Meet the distinctive figure that gives top classic cars the expert treatment they deserve.
Some classic car workshops specialise in certain manufacturers, countries or eras. Not Pennant Classics, though. Hidden away in a nondescript barn in the Warwickshire countryside, Pennant’s workshop is small by industry standards, but the collection of cars it houses is remarkably eclectic.
There’s an early oval-window Beetle (belonging to C&M co-founder Phil), an upright little Standard saloon from the 1920s, and a stately Rover P5 Coupé (probably the first car to commit the cardinal sin of applying that name to a four-door body), bonnet up to reveal the aluminium V8.
Elsewhere is a Series 1 E-Type racer, a tool-room copy of a staggeringly gorgeous 1930s Alfa Romeo 8C Monza grand prix racer and, most intriguingly, the CEGGA Ferrari 250 TR. This car has a fascinating history, but the short version is that it’s a perfect recreation, with input from the original designers, of a one-off bodied Ferrari 250 Testa Rossa built by a little-known Swiss outfit, Scuderia CEGGA, in 1960. The original was crashed in period and rebuilt as an original 250 TR – this car was built a few years ago with original Ferrari parts.
Overlooking everything from the back of the workshop is the hulking, boxy form of an early Rolls-Royce. Like we said – eclectic.
Pennant is the kind of place where things take time, and attention to details is always a priority. It’s a young, small and fiercely independent company, established in 2021 and run by a team of just three, led by Karim de Mynn. He cuts a distinctive figure, face framed by a mass of hair and impressive beard and often hidden behind sunglasses. His daily transport tends to be either a heavily patinated Ford Galaxie 500 or a vintage Harley-Davidson Bobber. He is not the typical classic car mechanic.
His office, overlooking the Pennant workshop, reflects this. It’s all salvaged antique furniture – huge wood writing desk, weathered Chesterfield sofa, original mechanical blueprints on the walls and a drinks cabinet made from a genuine Jack Daniels barrel.
“My father and my uncle both had classic car workshops, and when I was a kid, I used to spend as much time in them as possible, seeing all these beautiful old machines. I was just surrounded by spanners and oil and grease,” says Karim.

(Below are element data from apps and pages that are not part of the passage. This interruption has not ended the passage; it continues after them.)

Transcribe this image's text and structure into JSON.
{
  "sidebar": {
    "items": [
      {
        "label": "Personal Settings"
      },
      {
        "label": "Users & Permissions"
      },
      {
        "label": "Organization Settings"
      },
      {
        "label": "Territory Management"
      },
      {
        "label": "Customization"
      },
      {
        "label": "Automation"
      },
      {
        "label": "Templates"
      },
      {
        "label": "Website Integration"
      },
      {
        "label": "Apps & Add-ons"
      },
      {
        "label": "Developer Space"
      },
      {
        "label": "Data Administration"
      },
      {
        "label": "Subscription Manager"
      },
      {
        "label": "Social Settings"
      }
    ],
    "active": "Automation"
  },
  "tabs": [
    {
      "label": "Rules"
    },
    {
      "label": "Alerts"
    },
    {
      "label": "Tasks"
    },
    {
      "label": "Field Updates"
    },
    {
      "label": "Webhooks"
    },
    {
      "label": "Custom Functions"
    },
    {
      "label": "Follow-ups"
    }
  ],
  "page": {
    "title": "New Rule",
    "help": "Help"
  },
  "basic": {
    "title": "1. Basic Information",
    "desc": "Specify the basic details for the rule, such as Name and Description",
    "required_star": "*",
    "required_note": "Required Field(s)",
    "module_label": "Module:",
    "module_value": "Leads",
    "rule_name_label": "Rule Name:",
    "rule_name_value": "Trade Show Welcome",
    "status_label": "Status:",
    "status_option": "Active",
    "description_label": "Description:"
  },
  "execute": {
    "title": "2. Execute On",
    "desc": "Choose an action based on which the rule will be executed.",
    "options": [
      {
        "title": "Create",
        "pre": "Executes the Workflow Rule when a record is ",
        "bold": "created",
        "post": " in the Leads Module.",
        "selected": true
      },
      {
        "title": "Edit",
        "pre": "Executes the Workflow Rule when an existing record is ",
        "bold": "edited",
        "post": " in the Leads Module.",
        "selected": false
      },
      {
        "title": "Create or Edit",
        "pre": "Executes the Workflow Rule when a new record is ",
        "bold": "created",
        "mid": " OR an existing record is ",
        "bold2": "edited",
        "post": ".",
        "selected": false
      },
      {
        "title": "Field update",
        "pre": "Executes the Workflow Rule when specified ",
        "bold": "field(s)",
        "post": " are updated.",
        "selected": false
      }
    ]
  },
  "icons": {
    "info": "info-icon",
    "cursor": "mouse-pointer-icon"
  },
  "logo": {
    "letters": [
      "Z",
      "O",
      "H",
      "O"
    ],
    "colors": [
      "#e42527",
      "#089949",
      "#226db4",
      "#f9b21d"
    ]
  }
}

“When I was 14, my father passed away, and left me with his 1934 Standard Ten. I didn’t really know what to do with it, so I put it into storage, and as the years went on, I decided that I’d figure out how to fix it.” It was this early tinkering that led Karim down the route of training as a mechanical engineer.
“I worked for a garage that did a lot of stage rallying, then went to a company that restored pre-war Rolls Royces for shows like Pebble Beach… but it didn’t really excite me.” After working for a while with vintage specialist Jeremy Brewster, Karim decided to set up his own business.

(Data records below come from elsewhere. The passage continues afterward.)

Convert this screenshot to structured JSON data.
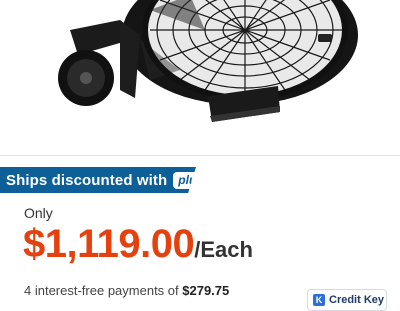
{
  "product": {
    "image_icon": "drum-fan-image"
  },
  "shipping": {
    "label": "Ships discounted with",
    "badge": "plus"
  },
  "pricing": {
    "prefix": "Only",
    "price": "$1,119.00",
    "unit": "/Each"
  },
  "financing": {
    "text_before": "4 interest-free payments of ",
    "amount": "$279.75",
    "provider": "Credit Key"
  },
  "colors": {
    "banner": "#0d5f98",
    "price": "#e5410f"
  }
}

Pennant started as a one-man band, but quickly grew to the point where the work outgrew the capabilities of just one person – even one as knowledgeable as Karim. “We’re a small team – me, Greg and Ollie. They both came to work for me at the same time, and I decided to hand the reins over a little bit. We’ve decided to keep it as a small team, because it’s a bit more personal for the customers.

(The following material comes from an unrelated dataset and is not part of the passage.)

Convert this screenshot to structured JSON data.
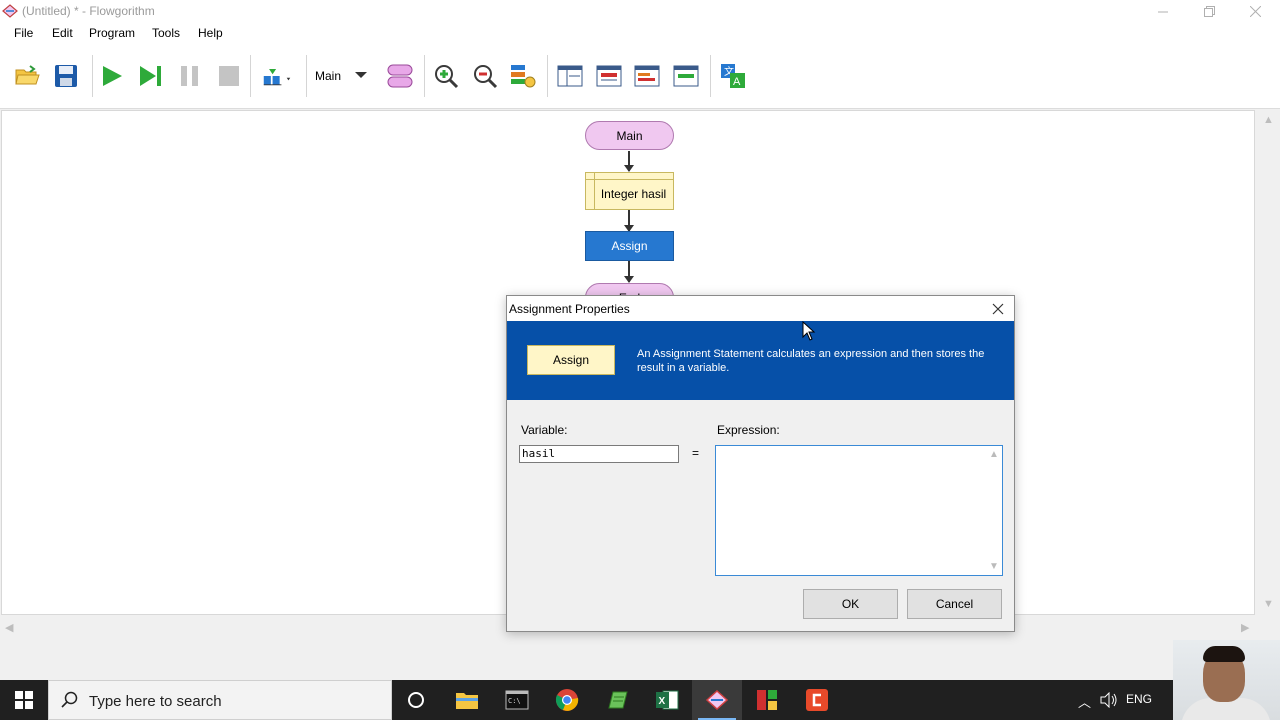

“We tend to have about nine cars in the workshop and six in storage at a time. We balance the work out – I tend to work on engines while the boys are in the workshop, servicing and fixing the cars.”
Motorsport clients are a big part of Pennant’s customer base. “We tend to have about three race cars on [at once], which keeps us going throughout the season between events.” This also means the opportunity to get involved with the historic racing scene, with Pennant regularly looking after cars at all three of Goodwood’s flagship events.
Karim’s real highlights are the historic rallies, though: “I always loved the rallying – it’s a completely different breed of people. They’re a bit wackier, they love a drink, they love a laugh.” He served as the ride-along mechanic for the owner of the Alfa 8C Monza on the 2022 Modena Cento Ore road rally. “That’s always going to be one of my favourite cars – there’s nothing like the sound of that straight-eight supercharged engine as you open it up.”
Small outfits like Pennant and people like Karim and his team are perfect examples of a shift in a classic car world that’s long been seen as rather stuffy and uptight. If the industry continues to fill up with similar firms and likeminded people, then it has a very bright future indeed.